  • Increased risk of low blood sugar (hypoglycemia) in patients with type 2 diabetes, especially those who also take medicines to treat type 2 diabetes, such as sulfonylureas or insulin. Low blood sugar in patients with type 2 diabetes who receive compounded semaglutide can be both a serious and common side effect. Talk to your healthcare provider about how to recognize and treat low blood sugar. You should check your blood sugar before you start taking compounded semaglutide and while you take compounded semaglutide. Signs and symptoms of low blood sugar may include:
    • dizziness or light-headedness
    • blurred vision
    • anxiety, irritability, or mood changes
    • sweating
    • slurred speech
    • hunger
    • confusion or drowsiness
    • shakiness
    • weakness
    • headache
    • fast heartbeat
    • feeling jittery
  • Changes in vision in patients with type 2 diabetes.

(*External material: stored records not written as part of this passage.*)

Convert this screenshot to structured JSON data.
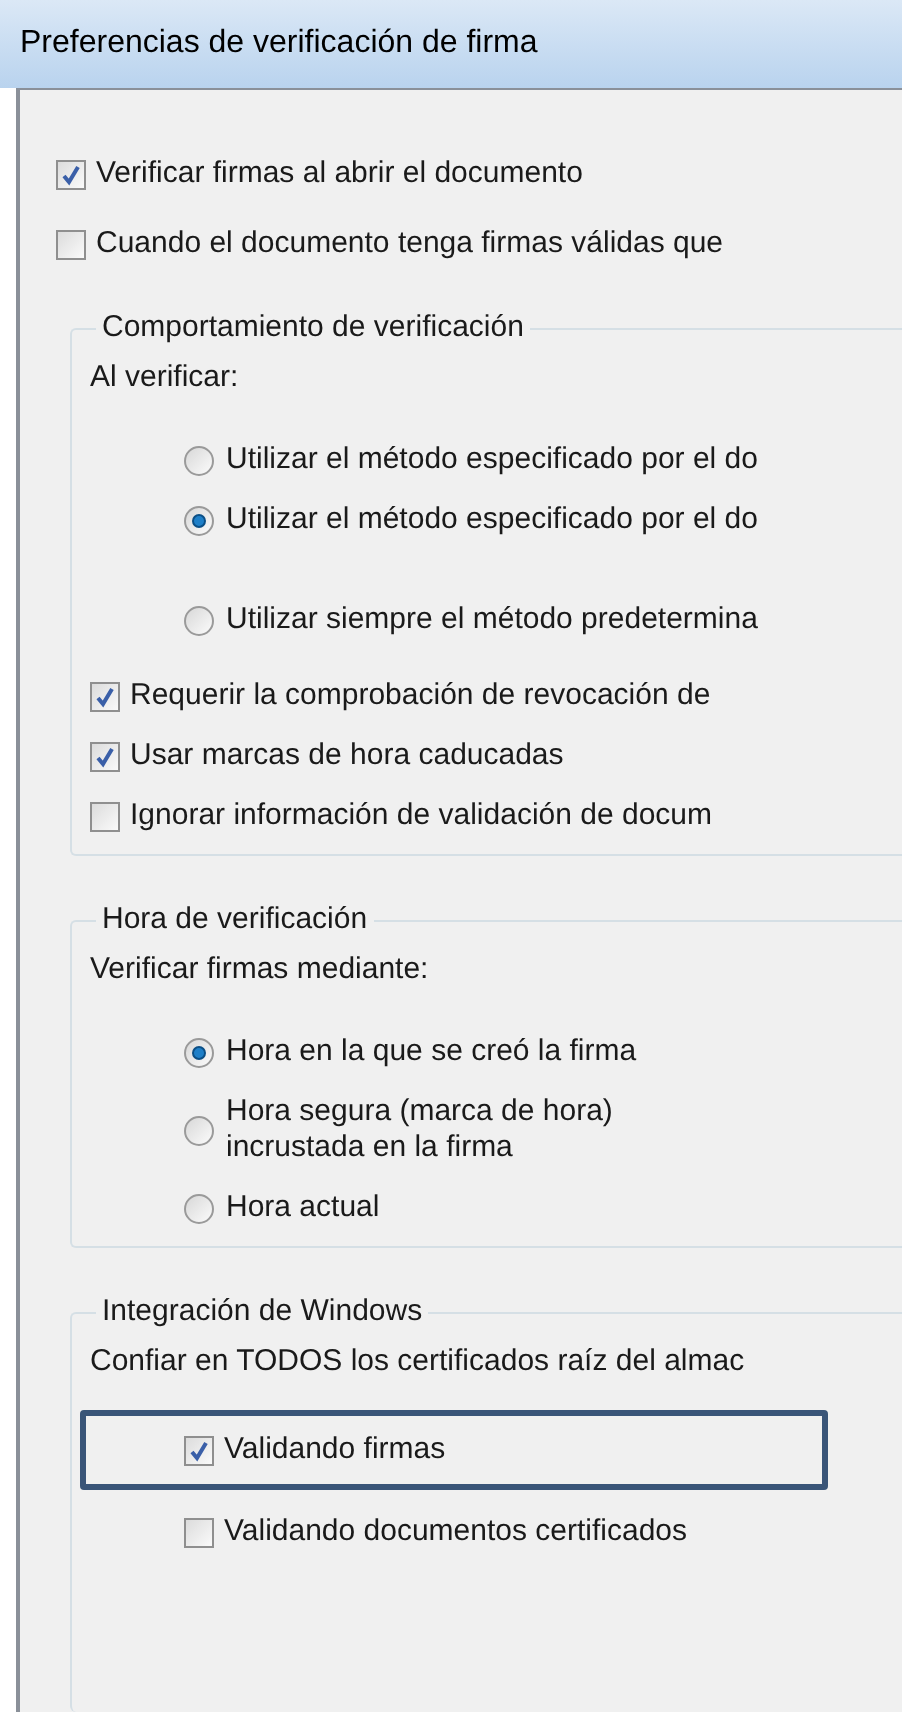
{
  "window": {
    "title": "Preferencias de verificación de firma"
  },
  "options": [
    {
      "label": "Verificar firmas al abrir el documento",
      "checked": true
    },
    {
      "label": "Cuando el documento tenga firmas válidas que",
      "checked": false
    }
  ],
  "groups": [
    {
      "title": "Comportamiento de verificación",
      "prompt": "Al verificar:",
      "items": [
        {
          "kind": "radio",
          "label": "Utilizar el método especificado por el do",
          "selected": false
        },
        {
          "kind": "radio",
          "label": "Utilizar el método especificado por el do",
          "selected": true
        },
        {
          "kind": "radio",
          "label": "Utilizar siempre el método predetermina",
          "selected": false
        },
        {
          "kind": "checkbox",
          "label": "Requerir la comprobación de revocación de",
          "checked": true
        },
        {
          "kind": "checkbox",
          "label": "Usar marcas de hora caducadas",
          "checked": true
        },
        {
          "kind": "checkbox",
          "label": "Ignorar información de validación de docum",
          "checked": false
        }
      ]
    },
    {
      "title": "Hora de verificación",
      "prompt": "Verificar firmas mediante:",
      "items": [
        {
          "kind": "radio",
          "label": "Hora en la que se creó la firma",
          "selected": true
        },
        {
          "kind": "radio",
          "label": "Hora segura (marca de hora) incrustada en la firma",
          "selected": false
        },
        {
          "kind": "radio",
          "label": "Hora actual",
          "selected": false
        }
      ]
    },
    {
      "title": "Integración de Windows",
      "prompt": "Confiar en TODOS los certificados raíz del almac",
      "items": [
        {
          "kind": "checkbox",
          "label": "Validando firmas",
          "checked": true,
          "highlighted": true
        },
        {
          "kind": "checkbox",
          "label": "Validando documentos certificados",
          "checked": false,
          "highlighted": false
        }
      ]
    }
  ]
}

Tell your healthcare provider if you have changes in vision during treatment with compounded semaglutide.
  • Increased heart rate. Compounded semaglutide can increase your heart rate while you are at rest. Your healthcare provider should check your heart rate while you take compounded semaglutide. Contact a healthcare provider right away if you feel your heart racing or pounding in your chest and it lasts for several minutes.
  • Depression or thoughts of suicide. You should pay attention to any changes in your mood, behaviors, feelings, or thoughts. Contact your healthcare provider right away if you have any changes to your mental health that are new, worse, or worry you.
The most common side effects of compounded semaglutide include: nausea, diarrhea, vomiting, stomach (abdominal pain), headache, indigestion, upset stomach, dizziness, feeling bloated, gas, stomach flu, runny nose or sore throat, belching, constipation, feeling tired (fatigue), heartburn.
These are not all the possible side effects of compounded semaglutide.
Talk to your healthcare provider if you have any side effect that bothers you or that does not go away. Contact your healthcare provider for medical advice about side effects. You may report negative side effects of prescription drugs to the FDA. Visit www.fda.gov/medwatch or call 1-800-FDA-1088.
General information about the safe and effective use of compounded semaglutide.
Medicines are sometimes prescribed for purposes other than those listed in a Medication Guide. Do not use compounded semaglutide for a condition for which it was not prescribed. Do not give compounded semaglutide to other people, even if they have the same condition you have. It may harm them. You can ask your pharmacist or healthcare provider for information about compounded semaglutide that is written for health professionals.